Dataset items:
★ ★ ★ ★ ★ ★ ★

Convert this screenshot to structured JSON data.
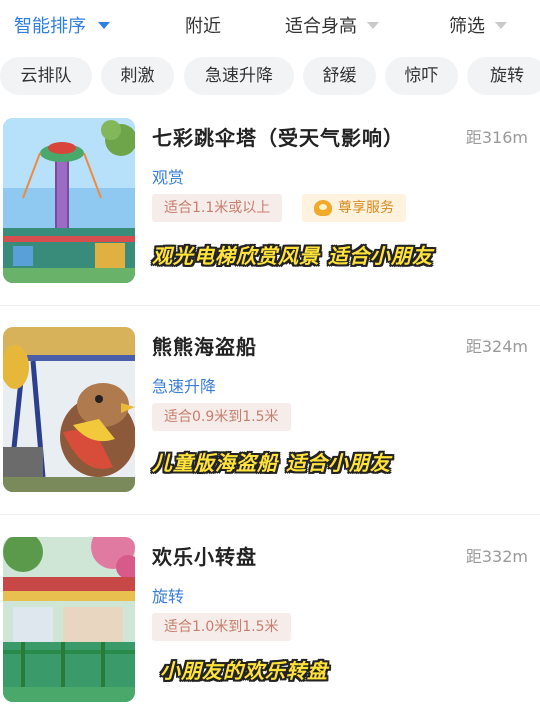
{
  "sortbar": {
    "items": [
      {
        "label": "智能排序"
      },
      {
        "label": "附近"
      },
      {
        "label": "适合身高"
      },
      {
        "label": "筛选"
      }
    ]
  },
  "chips": [
    "云排队",
    "刺激",
    "急速升降",
    "舒缓",
    "惊吓",
    "旋转"
  ],
  "cards": [
    {
      "title": "七彩跳伞塔（受天气影响）",
      "distance": "距316m",
      "category": "观赏",
      "height": "适合1.1米或以上",
      "vip": "尊享服务",
      "caption": "观光电梯欣赏风景 适合小朋友"
    },
    {
      "title": "熊熊海盗船",
      "distance": "距324m",
      "category": "急速升降",
      "height": "适合0.9米到1.5米",
      "caption": "儿童版海盗船 适合小朋友"
    },
    {
      "title": "欢乐小转盘",
      "distance": "距332m",
      "category": "旋转",
      "height": "适合1.0米到1.5米",
      "caption": "小朋友的欢乐转盘"
    }
  ]
}
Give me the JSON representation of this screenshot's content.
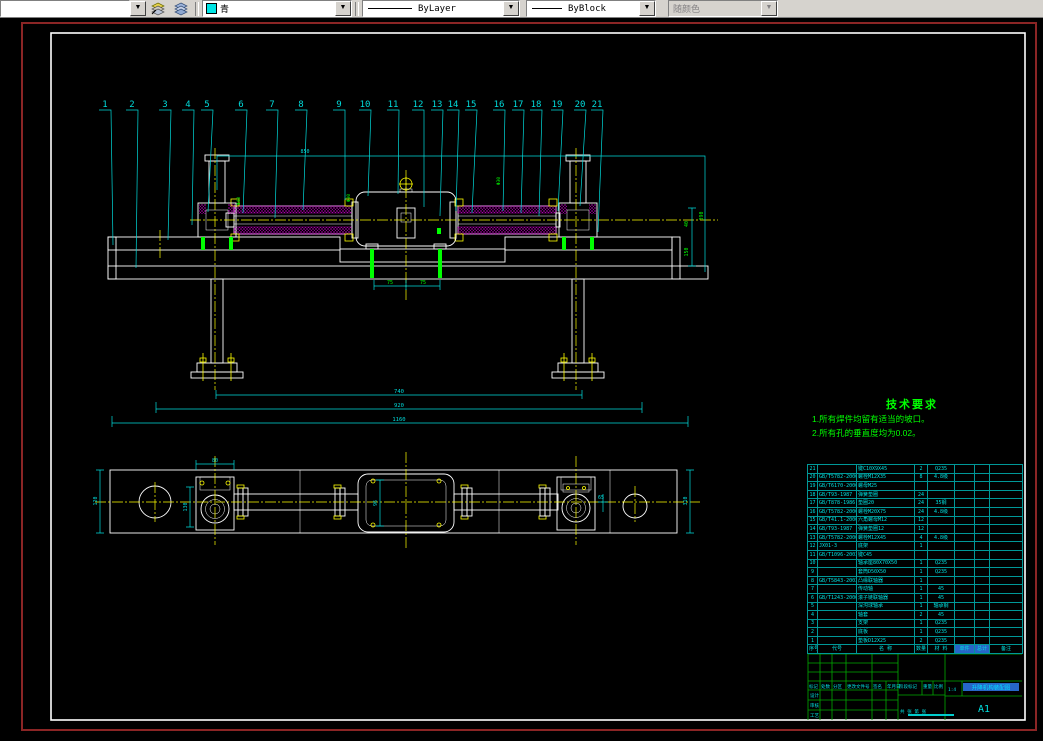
{
  "toolbar": {
    "layer_dropdown_arrow": "▼",
    "color_value": "青",
    "linetype_value": "ByLayer",
    "lineweight_value": "ByBlock",
    "plotstyle_value": "随颜色"
  },
  "colors": {
    "toolbar_gray": "#d6d3ce",
    "cad_cyan": "#00dcdc",
    "cad_green": "#00ff00",
    "cad_magenta": "#e800e8",
    "cad_yellow": "#ffff00",
    "cad_white": "#ffffff",
    "paper_border_red": "#8b2525",
    "selection_blue": "#2766c8"
  },
  "drawing": {
    "callouts": [
      "1",
      "2",
      "3",
      "4",
      "5",
      "6",
      "7",
      "8",
      "9",
      "10",
      "11",
      "12",
      "13",
      "14",
      "15",
      "16",
      "17",
      "18",
      "19",
      "20",
      "21"
    ],
    "tech_requirements": {
      "title": "技术要求",
      "lines": [
        "1.所有焊件均留有适当的坡口。",
        "2.所有孔的垂直度均为0.02。"
      ]
    },
    "dim_labels": {
      "top_width": "850",
      "right_h1": "40",
      "right_h2": "150",
      "right_total": "390",
      "span_feet": "740",
      "span_mid": "920",
      "span_total": "1160",
      "feet_l": "75",
      "feet_r": "75",
      "phi_left": "Φ40",
      "phi_mid": "Φ30",
      "phi_right": "Φ30",
      "plan_top": "80",
      "plan_left": "130",
      "plan_far_left": "120",
      "plan_right": "310",
      "plan_offset": "65",
      "plan_inner": "96"
    }
  },
  "bom": {
    "rows": [
      {
        "no": "21",
        "code": "",
        "name": "键C10X9X45",
        "qty": "2",
        "material": "Q235",
        "unit": "",
        "total": "",
        "remark": ""
      },
      {
        "no": "20",
        "code": "GB/T5782-2000",
        "name": "螺栓M12X35",
        "qty": "8",
        "material": "4.8级",
        "unit": "",
        "total": "",
        "remark": ""
      },
      {
        "no": "19",
        "code": "GB/T6170-2000",
        "name": "螺母M25",
        "qty": "",
        "material": "",
        "unit": "",
        "total": "",
        "remark": ""
      },
      {
        "no": "18",
        "code": "GB/T93-1987",
        "name": "弹簧垫圈",
        "qty": "24",
        "material": "",
        "unit": "",
        "total": "",
        "remark": ""
      },
      {
        "no": "17",
        "code": "GB/T878-1986",
        "name": "垫圈20",
        "qty": "24",
        "material": "35钢",
        "unit": "",
        "total": "",
        "remark": ""
      },
      {
        "no": "16",
        "code": "GB/T5782-2000",
        "name": "螺栓M20X75",
        "qty": "24",
        "material": "4.8级",
        "unit": "",
        "total": "",
        "remark": ""
      },
      {
        "no": "15",
        "code": "GB/T41.1-2000",
        "name": "六角螺母M12",
        "qty": "12",
        "material": "",
        "unit": "",
        "total": "",
        "remark": ""
      },
      {
        "no": "14",
        "code": "GB/T93-1987",
        "name": "弹簧垫圈12",
        "qty": "12",
        "material": "",
        "unit": "",
        "total": "",
        "remark": ""
      },
      {
        "no": "13",
        "code": "GB/T5782-2000",
        "name": "螺栓M12X45",
        "qty": "4",
        "material": "4.8级",
        "unit": "",
        "total": "",
        "remark": ""
      },
      {
        "no": "12",
        "code": "JX01-3",
        "name": "底架",
        "qty": "1",
        "material": "",
        "unit": "",
        "total": "",
        "remark": ""
      },
      {
        "no": "11",
        "code": "GB/T1096-2003",
        "name": "键C45",
        "qty": "",
        "material": "",
        "unit": "",
        "total": "",
        "remark": ""
      },
      {
        "no": "10",
        "code": "",
        "name": "轴承座80X70X50",
        "qty": "1",
        "material": "Q235",
        "unit": "",
        "total": "",
        "remark": ""
      },
      {
        "no": "9",
        "code": "",
        "name": "套筒D50X50",
        "qty": "1",
        "material": "Q235",
        "unit": "",
        "total": "",
        "remark": ""
      },
      {
        "no": "8",
        "code": "GB/T5843-2003",
        "name": "凸缘联轴器",
        "qty": "1",
        "material": "",
        "unit": "",
        "total": "",
        "remark": ""
      },
      {
        "no": "7",
        "code": "",
        "name": "传动轴",
        "qty": "1",
        "material": "45",
        "unit": "",
        "total": "",
        "remark": ""
      },
      {
        "no": "6",
        "code": "GB/T1243-2006",
        "name": "滚子链联轴器",
        "qty": "1",
        "material": "45",
        "unit": "",
        "total": "",
        "remark": ""
      },
      {
        "no": "5",
        "code": "",
        "name": "深沟球轴承",
        "qty": "1",
        "material": "轴承钢",
        "unit": "",
        "total": "",
        "remark": ""
      },
      {
        "no": "4",
        "code": "",
        "name": "轴套",
        "qty": "2",
        "material": "45",
        "unit": "",
        "total": "",
        "remark": ""
      },
      {
        "no": "3",
        "code": "",
        "name": "支架",
        "qty": "1",
        "material": "Q235",
        "unit": "",
        "total": "",
        "remark": ""
      },
      {
        "no": "2",
        "code": "",
        "name": "底板",
        "qty": "1",
        "material": "Q235",
        "unit": "",
        "total": "",
        "remark": ""
      },
      {
        "no": "1",
        "code": "",
        "name": "垫板D12X25",
        "qty": "2",
        "material": "Q235",
        "unit": "",
        "total": "",
        "remark": ""
      }
    ]
  },
  "title_block": {
    "header": [
      "序号",
      "代号",
      "名 称",
      "数量",
      "材 料",
      "单件",
      "总计",
      "备注"
    ],
    "labels": {
      "mark": "标记",
      "count": "处数",
      "zone": "分区",
      "file_no": "更改文件号",
      "sign": "签名",
      "date": "年月日",
      "design": "设计",
      "check": "审核",
      "process": "工艺",
      "stage": "阶段标记",
      "weight": "重量",
      "scale": "比例"
    },
    "scale_value": "1:4",
    "sheet_info": "共 张 第 张",
    "drawing_title": "升降机构装配图",
    "sheet_size": "A1"
  }
}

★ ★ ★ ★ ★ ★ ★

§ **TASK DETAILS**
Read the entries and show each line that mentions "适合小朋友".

§ **ANSWER**
      "caption": "观光电梯欣赏风景 适合小朋友"
      "caption": "儿童版海盗船 适合小朋友"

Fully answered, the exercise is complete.